The company saw its market cap soar over $2.5 billion as traders gobbled up shares. Shares closed up over 70%. It was the biggest one day ever price percentage gain for the stock.
The Cambridge-based company announced that its drug, SAGE-217, was successful in reducing symptoms of major depressive disorder in a Phase 2 study. The company is now planning on moving the drug into a Phase 3 trial before possibly seeking to get approval from the Food & Drug Administration.
According to the company, if SAGE-217 is approved, it would be the very first drug in more than 20 years to treat depression through a new mechanism of action.
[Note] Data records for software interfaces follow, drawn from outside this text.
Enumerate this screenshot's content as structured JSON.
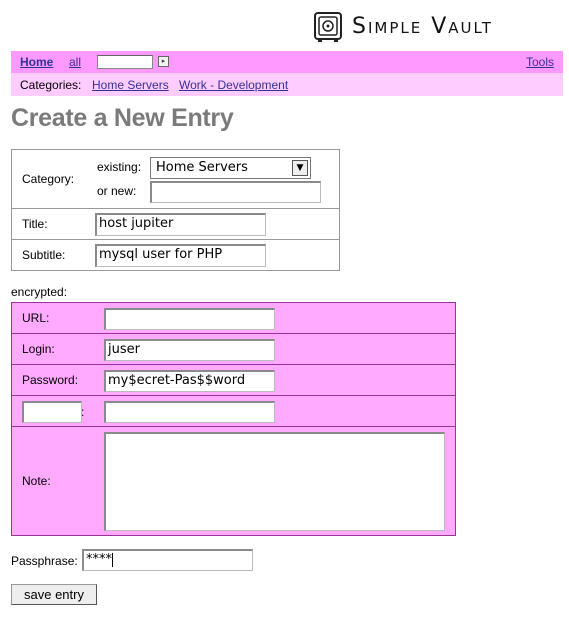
{
  "app": {
    "name": "Simple Vault"
  },
  "nav": {
    "home": "Home",
    "all": "all",
    "search_value": "",
    "tools": "Tools"
  },
  "categories_bar": {
    "label": "Categories:",
    "items": [
      "Home Servers",
      "Work - Development"
    ]
  },
  "page": {
    "title": "Create a New Entry"
  },
  "form": {
    "category_label": "Category:",
    "existing_label": "existing:",
    "existing_value": "Home Servers",
    "new_label": "or new:",
    "new_value": "",
    "title_label": "Title:",
    "title_value": "host jupiter",
    "subtitle_label": "Subtitle:",
    "subtitle_value": "mysql user for PHP",
    "encrypted_label": "encrypted:",
    "url_label": "URL:",
    "url_value": "",
    "login_label": "Login:",
    "login_value": "juser",
    "password_label": "Password:",
    "password_value": "my$ecret-Pas$$word",
    "custom_key_value": "",
    "custom_sep": ":",
    "custom_value": "",
    "note_label": "Note:",
    "note_value": "",
    "passphrase_label": "Passphrase:",
    "passphrase_value": "****",
    "save_label": "save entry"
  },
  "colors": {
    "nav_bg": "#ff99ff",
    "cat_bg": "#ffccff",
    "encrypted_bg": "#ffaaff",
    "link": "#333399"
  }
}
Leerink analysts remarked, “With the caveat of cross-trial comparisons, this difference is both larger — and attained faster — than what’s observed for other antidepressants today.” The firm raised its stock price target to $246 from $123. RBC analysts also raised ther price target on the stock to $280.
64% of the patients achieved remission by day 15 in the trial, “which is a very important data point that’s often not cited as a selling point for standard-of-care medicines (such as SSRIs) because the bar is so high,” according to Leerink.
“It’s hard to understate how meaningful these data are in the backdrop of the very significant unmet medical need in depression: even if the SAGE data on a placebo-adjusted basis weren’t differentiated via cross-trial comparisons, we still think ‘217 would be an important drug as it offers a new mechanism (extra-synaptic GABA-modulation) in an area where the vast majority of options generally modulate the same pathways (serotonin, dopamine, norepinephrine),” the firm noted.
“These very encouraging data suggest the potential of SAGE-217 in the treatment of MDD as well as other mood-related disorders that we may pursue,”said CEO Jeff Jonas.
Disclaimer: We have no position in Sage Therapeutics, Inc. (NASDAQ: SAGE) and have not been compensated for this article.